PROBLEM TO SOLVE = Here are some records. Print all of them exactly.

SOURCE MATERIAL =
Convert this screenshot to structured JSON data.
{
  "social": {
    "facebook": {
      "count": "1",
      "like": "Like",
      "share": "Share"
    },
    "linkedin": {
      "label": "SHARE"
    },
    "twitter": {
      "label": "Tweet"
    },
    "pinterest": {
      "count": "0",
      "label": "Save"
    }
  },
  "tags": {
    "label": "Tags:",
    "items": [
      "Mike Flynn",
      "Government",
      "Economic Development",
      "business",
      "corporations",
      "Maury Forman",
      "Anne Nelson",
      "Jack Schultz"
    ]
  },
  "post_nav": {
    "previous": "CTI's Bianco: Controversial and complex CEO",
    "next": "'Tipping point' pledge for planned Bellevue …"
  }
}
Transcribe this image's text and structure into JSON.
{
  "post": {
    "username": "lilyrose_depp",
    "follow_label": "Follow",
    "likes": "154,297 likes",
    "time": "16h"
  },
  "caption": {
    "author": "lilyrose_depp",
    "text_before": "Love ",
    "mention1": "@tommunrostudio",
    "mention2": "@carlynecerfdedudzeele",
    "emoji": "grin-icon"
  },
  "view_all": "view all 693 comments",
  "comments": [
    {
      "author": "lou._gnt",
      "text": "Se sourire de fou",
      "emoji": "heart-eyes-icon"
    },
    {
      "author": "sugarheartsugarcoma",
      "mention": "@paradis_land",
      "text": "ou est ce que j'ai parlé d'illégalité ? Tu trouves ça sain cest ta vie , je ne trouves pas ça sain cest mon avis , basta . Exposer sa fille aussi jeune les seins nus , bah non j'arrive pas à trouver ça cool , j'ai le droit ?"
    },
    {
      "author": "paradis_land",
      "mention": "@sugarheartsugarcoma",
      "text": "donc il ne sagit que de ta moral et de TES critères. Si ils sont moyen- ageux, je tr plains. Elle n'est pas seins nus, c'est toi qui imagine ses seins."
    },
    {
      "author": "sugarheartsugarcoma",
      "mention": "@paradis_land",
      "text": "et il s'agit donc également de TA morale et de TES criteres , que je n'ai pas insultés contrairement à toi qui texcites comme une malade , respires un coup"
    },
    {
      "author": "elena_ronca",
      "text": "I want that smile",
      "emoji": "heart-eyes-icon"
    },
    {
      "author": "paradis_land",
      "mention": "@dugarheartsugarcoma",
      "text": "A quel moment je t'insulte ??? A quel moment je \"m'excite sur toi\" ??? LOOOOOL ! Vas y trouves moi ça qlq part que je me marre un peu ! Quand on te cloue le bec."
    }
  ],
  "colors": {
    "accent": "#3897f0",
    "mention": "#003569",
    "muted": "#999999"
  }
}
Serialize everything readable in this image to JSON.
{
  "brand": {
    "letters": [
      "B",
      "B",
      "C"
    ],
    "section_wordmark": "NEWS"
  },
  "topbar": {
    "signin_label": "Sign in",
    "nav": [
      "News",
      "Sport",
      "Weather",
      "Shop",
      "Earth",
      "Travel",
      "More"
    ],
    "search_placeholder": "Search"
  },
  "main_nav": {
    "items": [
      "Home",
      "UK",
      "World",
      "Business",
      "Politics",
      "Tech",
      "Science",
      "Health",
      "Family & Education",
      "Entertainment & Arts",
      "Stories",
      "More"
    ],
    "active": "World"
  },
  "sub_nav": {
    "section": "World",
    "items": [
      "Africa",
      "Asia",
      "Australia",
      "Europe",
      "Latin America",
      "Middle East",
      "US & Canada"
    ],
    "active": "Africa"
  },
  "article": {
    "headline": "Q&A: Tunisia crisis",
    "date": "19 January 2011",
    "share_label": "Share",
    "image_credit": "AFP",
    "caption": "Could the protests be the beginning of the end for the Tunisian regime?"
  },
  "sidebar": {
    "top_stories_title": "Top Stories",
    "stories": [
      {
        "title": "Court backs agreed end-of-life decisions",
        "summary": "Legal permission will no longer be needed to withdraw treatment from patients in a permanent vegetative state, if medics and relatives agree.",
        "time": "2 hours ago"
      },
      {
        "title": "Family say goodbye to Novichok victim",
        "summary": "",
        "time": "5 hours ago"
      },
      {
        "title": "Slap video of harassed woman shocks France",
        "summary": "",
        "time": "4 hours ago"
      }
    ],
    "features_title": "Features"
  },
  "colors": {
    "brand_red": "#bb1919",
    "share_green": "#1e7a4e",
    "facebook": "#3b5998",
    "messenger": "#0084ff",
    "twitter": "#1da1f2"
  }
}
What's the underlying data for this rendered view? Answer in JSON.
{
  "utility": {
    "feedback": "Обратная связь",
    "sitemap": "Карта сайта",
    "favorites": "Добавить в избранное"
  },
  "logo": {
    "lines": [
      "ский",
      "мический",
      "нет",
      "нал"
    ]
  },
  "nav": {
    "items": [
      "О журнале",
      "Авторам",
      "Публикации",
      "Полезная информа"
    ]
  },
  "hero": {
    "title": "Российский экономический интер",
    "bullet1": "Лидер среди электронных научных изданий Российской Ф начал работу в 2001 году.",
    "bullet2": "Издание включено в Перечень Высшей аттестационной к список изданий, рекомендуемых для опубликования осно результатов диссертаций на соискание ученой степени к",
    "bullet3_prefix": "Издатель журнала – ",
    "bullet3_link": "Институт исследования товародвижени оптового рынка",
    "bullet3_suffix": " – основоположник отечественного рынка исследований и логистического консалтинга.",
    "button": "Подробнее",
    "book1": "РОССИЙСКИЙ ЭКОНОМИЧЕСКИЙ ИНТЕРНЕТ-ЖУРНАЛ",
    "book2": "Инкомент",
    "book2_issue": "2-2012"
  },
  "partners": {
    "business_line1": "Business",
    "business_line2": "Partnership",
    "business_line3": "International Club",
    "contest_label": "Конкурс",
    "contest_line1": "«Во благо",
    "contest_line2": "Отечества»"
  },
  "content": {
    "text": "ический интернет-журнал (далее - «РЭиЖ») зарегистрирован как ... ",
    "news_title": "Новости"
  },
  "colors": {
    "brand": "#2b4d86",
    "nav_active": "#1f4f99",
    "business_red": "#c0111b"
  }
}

RESULT FOR THIS TASK =
Convert this screenshot to structured JSON data.
{
  "social": {
    "facebook": {
      "count": "1",
      "like": "Like",
      "share": "Share"
    },
    "linkedin": {
      "label": "SHARE"
    },
    "twitter": {
      "label": "Tweet"
    },
    "pinterest": {
      "count": "0",
      "label": "Save"
    }
  },
  "tags": {
    "label": "Tags:",
    "items": [
      "Mike Flynn",
      "Government",
      "Economic Development",
      "business",
      "corporations",
      "Maury Forman",
      "Anne Nelson",
      "Jack Schultz"
    ]
  },
  "post_nav": {
    "previous": "CTI's Bianco: Controversial and complex CEO",
    "next": "'Tipping point' pledge for planned Bellevue …"
  }
}
Transcribe this image's text and structure into JSON.
{
  "post": {
    "username": "lilyrose_depp",
    "follow_label": "Follow",
    "likes": "154,297 likes",
    "time": "16h"
  },
  "caption": {
    "author": "lilyrose_depp",
    "text_before": "Love ",
    "mention1": "@tommunrostudio",
    "mention2": "@carlynecerfdedudzeele",
    "emoji": "grin-icon"
  },
  "view_all": "view all 693 comments",
  "comments": [
    {
      "author": "lou._gnt",
      "text": "Se sourire de fou",
      "emoji": "heart-eyes-icon"
    },
    {
      "author": "sugarheartsugarcoma",
      "mention": "@paradis_land",
      "text": "ou est ce que j'ai parlé d'illégalité ? Tu trouves ça sain cest ta vie , je ne trouves pas ça sain cest mon avis , basta . Exposer sa fille aussi jeune les seins nus , bah non j'arrive pas à trouver ça cool , j'ai le droit ?"
    },
    {
      "author": "paradis_land",
      "mention": "@sugarheartsugarcoma",
      "text": "donc il ne sagit que de ta moral et de TES critères. Si ils sont moyen- ageux, je tr plains. Elle n'est pas seins nus, c'est toi qui imagine ses seins."
    },
    {
      "author": "sugarheartsugarcoma",
      "mention": "@paradis_land",
      "text": "et il s'agit donc également de TA morale et de TES criteres , que je n'ai pas insultés contrairement à toi qui texcites comme une malade , respires un coup"
    },
    {
      "author": "elena_ronca",
      "text": "I want that smile",
      "emoji": "heart-eyes-icon"
    },
    {
      "author": "paradis_land",
      "mention": "@dugarheartsugarcoma",
      "text": "A quel moment je t'insulte ??? A quel moment je \"m'excite sur toi\" ??? LOOOOOL ! Vas y trouves moi ça qlq part que je me marre un peu ! Quand on te cloue le bec."
    }
  ],
  "colors": {
    "accent": "#3897f0",
    "mention": "#003569",
    "muted": "#999999"
  }
}
Serialize everything readable in this image to JSON.
{
  "brand": {
    "letters": [
      "B",
      "B",
      "C"
    ],
    "section_wordmark": "NEWS"
  },
  "topbar": {
    "signin_label": "Sign in",
    "nav": [
      "News",
      "Sport",
      "Weather",
      "Shop",
      "Earth",
      "Travel",
      "More"
    ],
    "search_placeholder": "Search"
  },
  "main_nav": {
    "items": [
      "Home",
      "UK",
      "World",
      "Business",
      "Politics",
      "Tech",
      "Science",
      "Health",
      "Family & Education",
      "Entertainment & Arts",
      "Stories",
      "More"
    ],
    "active": "World"
  },
  "sub_nav": {
    "section": "World",
    "items": [
      "Africa",
      "Asia",
      "Australia",
      "Europe",
      "Latin America",
      "Middle East",
      "US & Canada"
    ],
    "active": "Africa"
  },
  "article": {
    "headline": "Q&A: Tunisia crisis",
    "date": "19 January 2011",
    "share_label": "Share",
    "image_credit": "AFP",
    "caption": "Could the protests be the beginning of the end for the Tunisian regime?"
  },
  "sidebar": {
    "top_stories_title": "Top Stories",
    "stories": [
      {
        "title": "Court backs agreed end-of-life decisions",
        "summary": "Legal permission will no longer be needed to withdraw treatment from patients in a permanent vegetative state, if medics and relatives agree.",
        "time": "2 hours ago"
      },
      {
        "title": "Family say goodbye to Novichok victim",
        "summary": "",
        "time": "5 hours ago"
      },
      {
        "title": "Slap video of harassed woman shocks France",
        "summary": "",
        "time": "4 hours ago"
      }
    ],
    "features_title": "Features"
  },
  "colors": {
    "brand_red": "#bb1919",
    "share_green": "#1e7a4e",
    "facebook": "#3b5998",
    "messenger": "#0084ff",
    "twitter": "#1da1f2"
  }
}
What's the underlying data for this rendered view? Answer in JSON.
{
  "utility": {
    "feedback": "Обратная связь",
    "sitemap": "Карта сайта",
    "favorites": "Добавить в избранное"
  },
  "logo": {
    "lines": [
      "ский",
      "мический",
      "нет",
      "нал"
    ]
  },
  "nav": {
    "items": [
      "О журнале",
      "Авторам",
      "Публикации",
      "Полезная информа"
    ]
  },
  "hero": {
    "title": "Российский экономический интер",
    "bullet1": "Лидер среди электронных научных изданий Российской Ф начал работу в 2001 году.",
    "bullet2": "Издание включено в Перечень Высшей аттестационной к список изданий, рекомендуемых для опубликования осно результатов диссертаций на соискание ученой степени к",
    "bullet3_prefix": "Издатель журнала – ",
    "bullet3_link": "Институт исследования товародвижени оптового рынка",
    "bullet3_suffix": " – основоположник отечественного рынка исследований и логистического консалтинга.",
    "button": "Подробнее",
    "book1": "РОССИЙСКИЙ ЭКОНОМИЧЕСКИЙ ИНТЕРНЕТ-ЖУРНАЛ",
    "book2": "Инкомент",
    "book2_issue": "2-2012"
  },
  "partners": {
    "business_line1": "Business",
    "business_line2": "Partnership",
    "business_line3": "International Club",
    "contest_label": "Конкурс",
    "contest_line1": "«Во благо",
    "contest_line2": "Отечества»"
  },
  "content": {
    "text": "ический интернет-журнал (далее - «РЭиЖ») зарегистрирован как ... ",
    "news_title": "Новости"
  },
  "colors": {
    "brand": "#2b4d86",
    "nav_active": "#1f4f99",
    "business_red": "#c0111b"
  }
}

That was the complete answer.